Back at Arabian Nights, the herald summoned all SCAdians to the showdown. Little kids dueling with foam swords stopped beating on each other and turned to watch as their dads raised up battle-axes, spears and broadswords. Standing on either side of a dusty field, two groups of roughly 10 or so fighters began marching toward each other. Almost as though plucked from a scene in Braveheart, the two forces clashed into each other with tremendous force. Shouts and cheers could be heard from the crowd as swords and spears collided, and “wounded” men dropped to the ground in a lifeless heap.

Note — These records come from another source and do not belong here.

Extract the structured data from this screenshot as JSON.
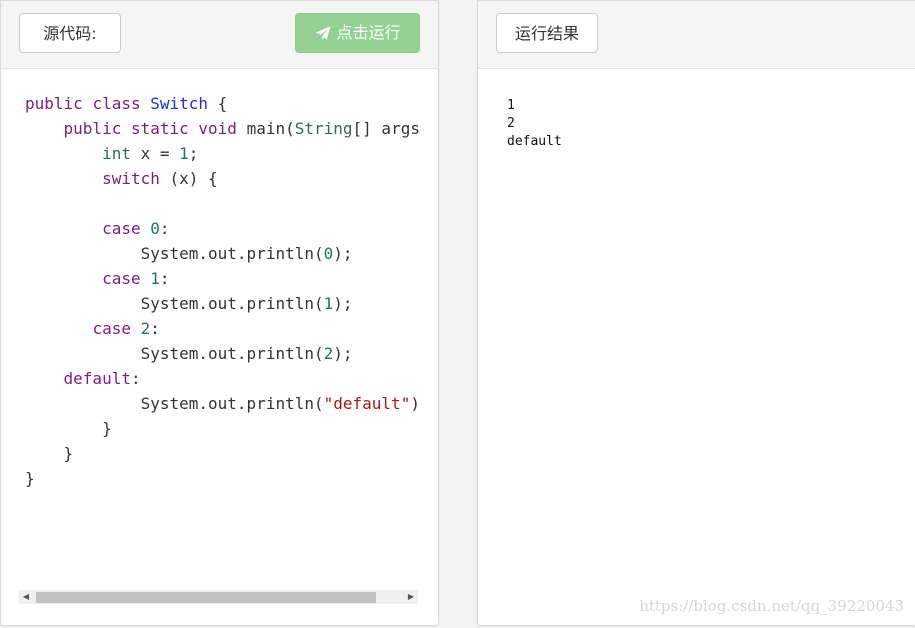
{
  "source_panel": {
    "label": "源代码:",
    "run_button": "点击运行",
    "code": {
      "line1": {
        "kw1": "public",
        "kw2": "class",
        "cls": "Switch",
        "rest": " {"
      },
      "line2": {
        "indent": "    ",
        "kw1": "public",
        "kw2": "static",
        "kw3": "void",
        "fn": " main(",
        "type": "String",
        "rest": "[] args"
      },
      "line3": {
        "indent": "        ",
        "type": "int",
        "mid": " x = ",
        "num": "1",
        "rest": ";"
      },
      "line4": {
        "indent": "        ",
        "kw": "switch",
        "rest": " (x) {"
      },
      "line6": {
        "indent": "        ",
        "kw": "case",
        "num": "0",
        "rest": ":"
      },
      "line7": {
        "indent": "            ",
        "pre": "System.out.println(",
        "num": "0",
        "rest": ");"
      },
      "line8": {
        "indent": "        ",
        "kw": "case",
        "num": "1",
        "rest": ":"
      },
      "line9": {
        "indent": "            ",
        "pre": "System.out.println(",
        "num": "1",
        "rest": ");"
      },
      "line10": {
        "indent": "       ",
        "kw": "case",
        "num": "2",
        "rest": ":"
      },
      "line11": {
        "indent": "            ",
        "pre": "System.out.println(",
        "num": "2",
        "rest": ");"
      },
      "line12": {
        "indent": "    ",
        "kw": "default",
        "rest": ":"
      },
      "line13": {
        "indent": "            ",
        "pre": "System.out.println(",
        "str": "\"default\"",
        "rest": ")"
      },
      "line14": "        }",
      "line15": "    }",
      "line16": "}"
    }
  },
  "result_panel": {
    "label": "运行结果",
    "output": "1\n2\ndefault"
  },
  "watermark": "https://blog.csdn.net/qq_39220043",
  "colors": {
    "run_button": "#93d293",
    "keyword": "#7a1f7f",
    "type": "#2f6e48",
    "class_name": "#1b2fe0",
    "number": "#1a7a5a",
    "string": "#a31a15"
  },
  "icons": {
    "run": "paper-plane-icon",
    "scroll_left": "arrow-left-icon",
    "scroll_right": "arrow-right-icon"
  }
}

The heavy fighters are the rock stars of this society. Their battles are recorded and joked about. Sometimes these tales are elevated to the status of SCA legend. One of the most talked about battles is the SCA’s premiere event called the Pennsic War. Every July, in Slippery Rock, Penn., more than 10,000 SCAdians from all over the world descend upon the small town for a two-week full-scale war (or party) usually involving archers, catapults and even castles.
However, during small gatherings like Arabian Nights, it’s more about hand-to-hand combat. At this event, the fighters act out different scenarios such as last man standing and capture the flag. After wailing on each other for a few minutes, the men stop, take off their helmets, pat each other on the back and laugh about what just went down. The ladies run up and offer their men pickles and oranges (a SCA tradition). After a short huddle, the helmets go back on, and the fighting resumes until everyone’s too whipped to continue. In the end, there’s no definitive winner or loser. In fact, fighters often switch sides because, to them, it’s not about the victory, it’s about the experience.
That evening, as the sun dipped behind the cliffs, the village became a place of celebration and reflection. Campfires popped up, each with a different feel. Some were entertained by bards while men puffed on pipes and women and children listened to ancient stories and poems. Others were circled by belly dancers while food and drink were passed to those in attendance.
As violent as the SCA may seem at the surface, the true identity of this society can be found in these nightly gatherings. The family atmosphere is calm and respectful. People from all walks of life sit around a campfire, oblivious of their troubles in the mundane world.
Looking into the fire as the bards told their tales, Salt Lake City seemed farther away than ever. No one was thinking about the drive home.